Manitoba is in a position to begin a methodical, phased-in approach to reopening businesses, said Dr. Brent Roussin, Manitoba’s chief provincial public health officer.
“Our public health measures to date have helped us reduce case numbers and flatten the curve, but it is not practical to maintain these measures indefinitely,” said Roussin. He stated that the goal is to reduce the impact “of strict public health measures, which include health and social impacts.”
Phased Approach to Restoring Services
Restoring Safe Services: Manitoba’s Pandemic Economic Recovery Roadmap consists of multiple phases.
Full details are available at www.manitoba.ca/restoringsafeservices.
Restoring Services (Phase One) – Beginning May 4
Critical public health measures and travel restrictions remain. Priority elective surgeries have been restarted, diagnostics screening will resume and some non-essential businesses will reopen but must limit occupancy.
Restoring Services (Phase Two) – No Earlier Than June 1
Critical public health measures and travel restrictions may remain in place. Public gathering sizes may be increased and more non-essential businesses will be considered for reopening .
Public health measures may be eased further. Additional guidelines will be developed, public gathering sizes will be increased and some non-essential business will fully open. Mass gatherings such as concerts, summer festivals and major sporting events will not be considered before September 2020, Roussin noted.

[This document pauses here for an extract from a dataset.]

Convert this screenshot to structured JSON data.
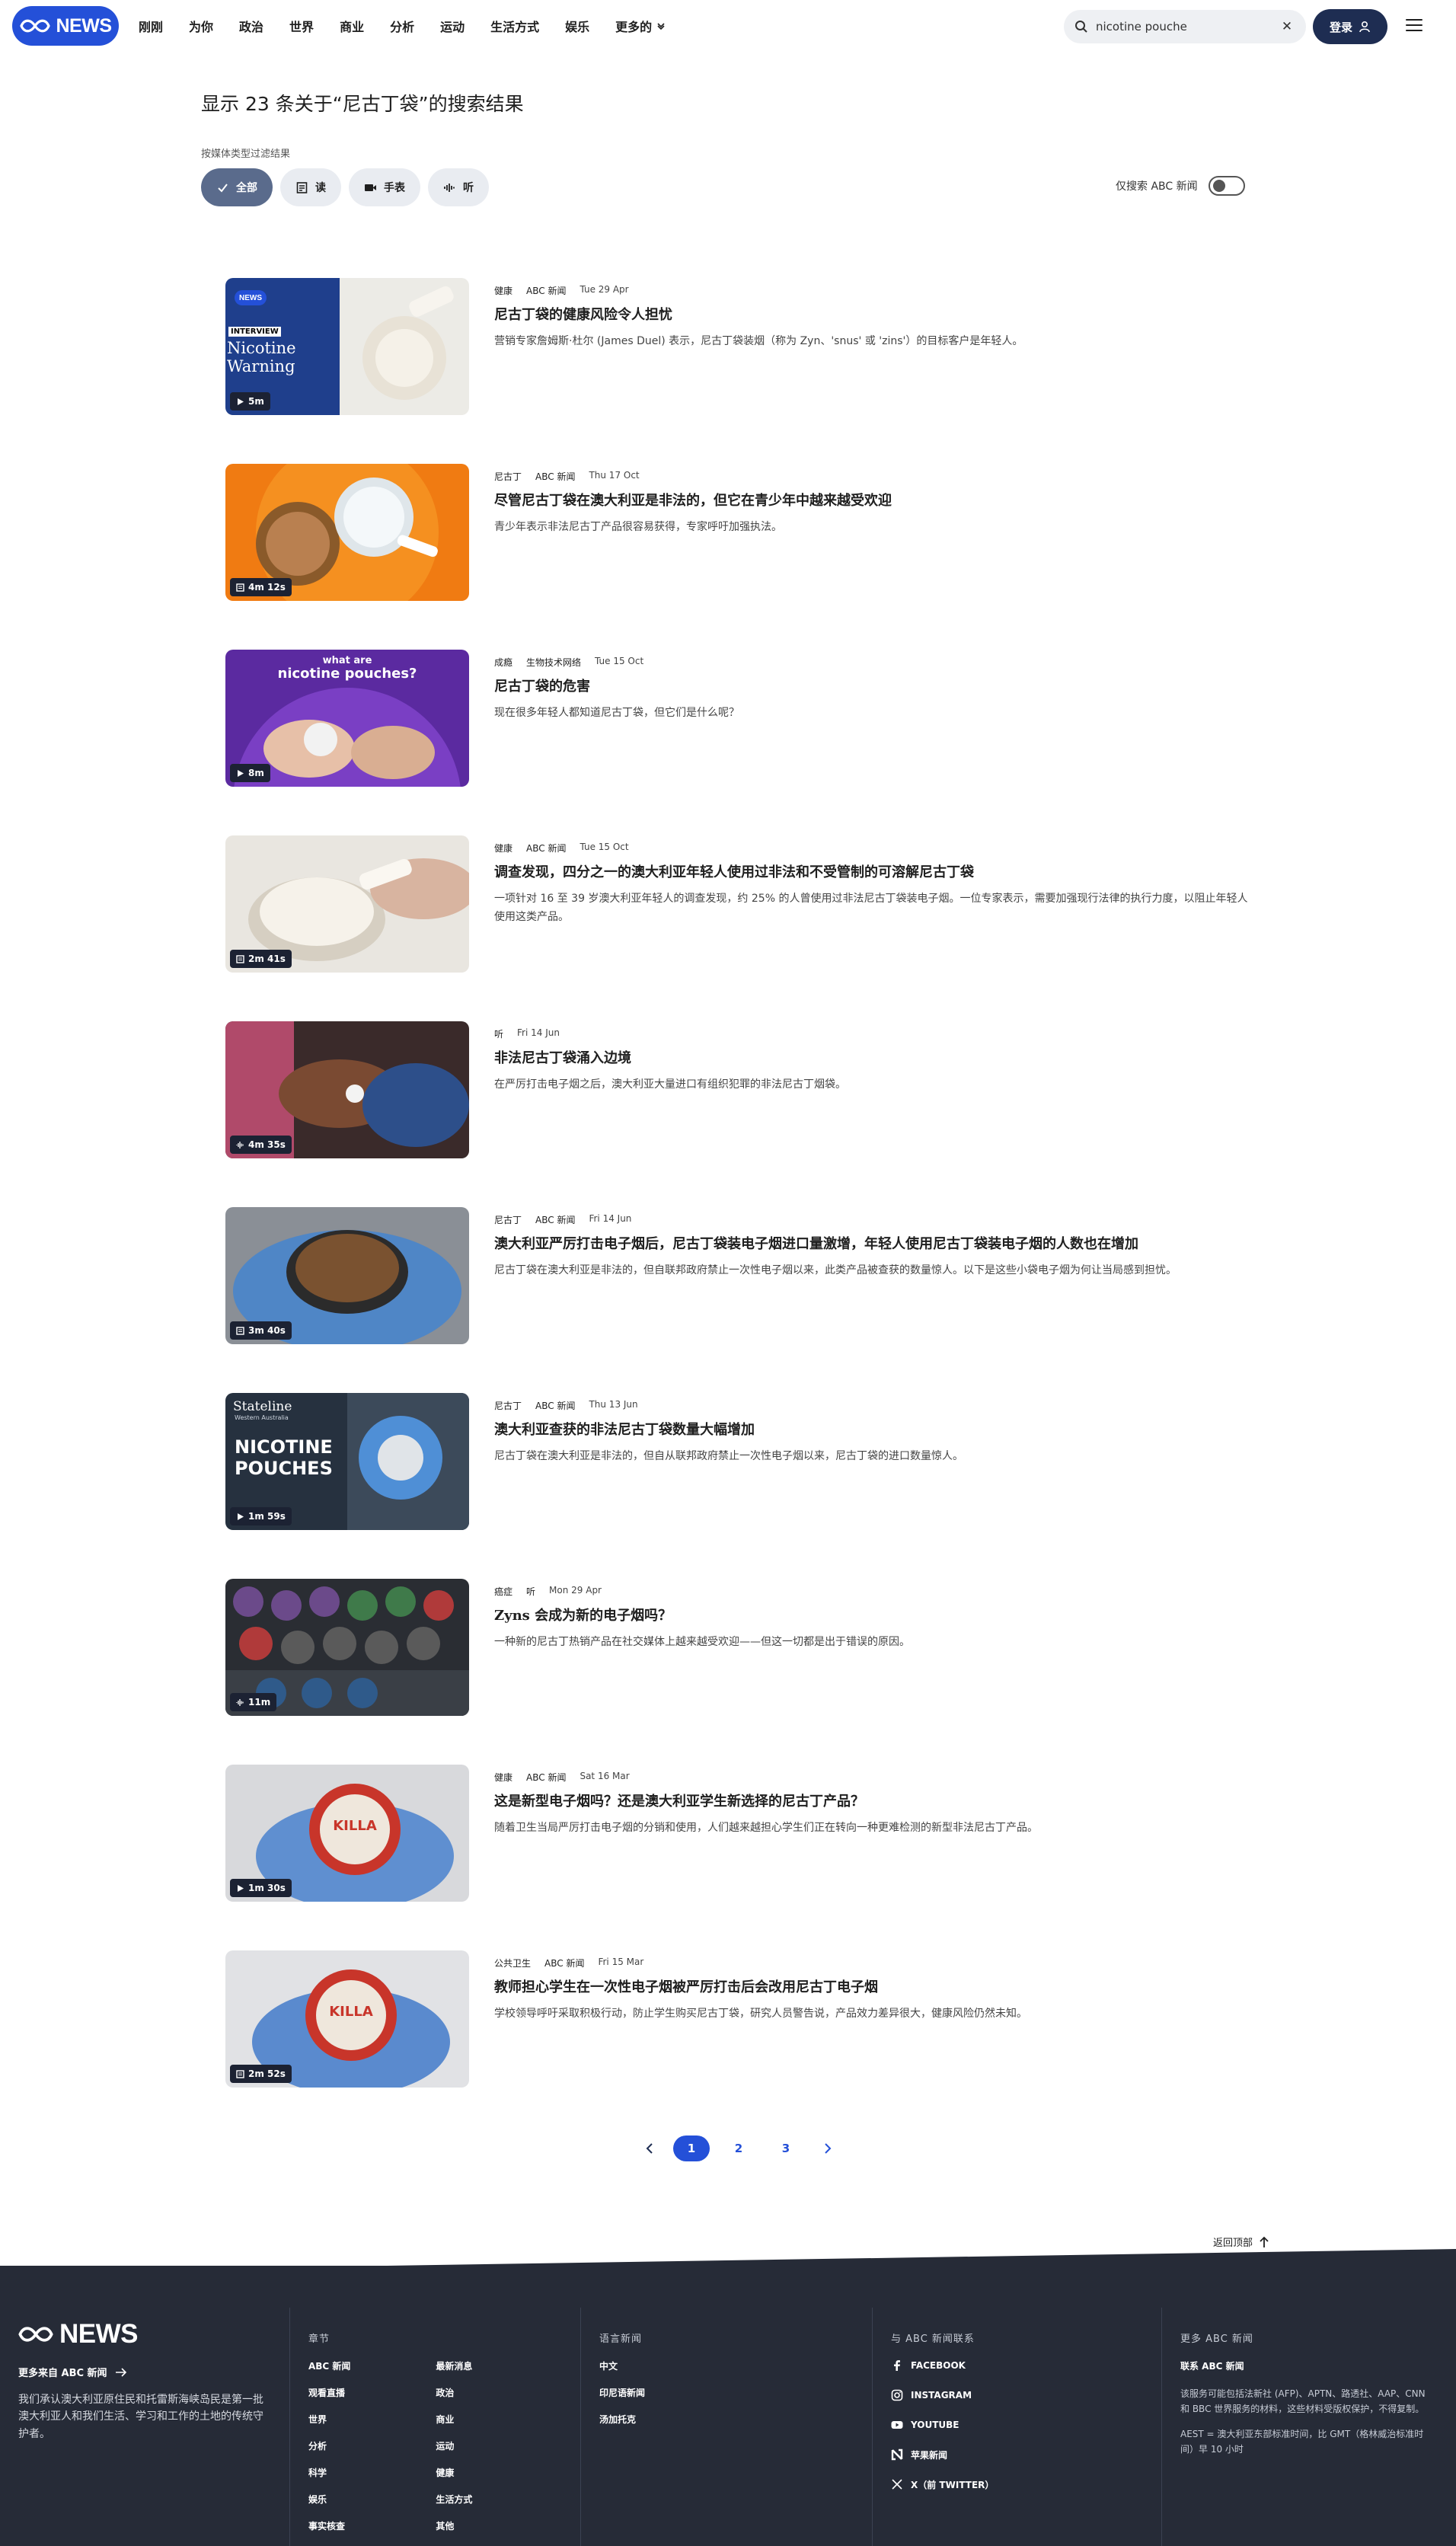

Child care plays an important role in restoring services, enabling parents to return to the workplace, and remains a priority. The Department of Families will continue to work with the child-care community to expand the temporary child-care services available, including a grant available to child-care providers seeking to open a new, home-based child-care service.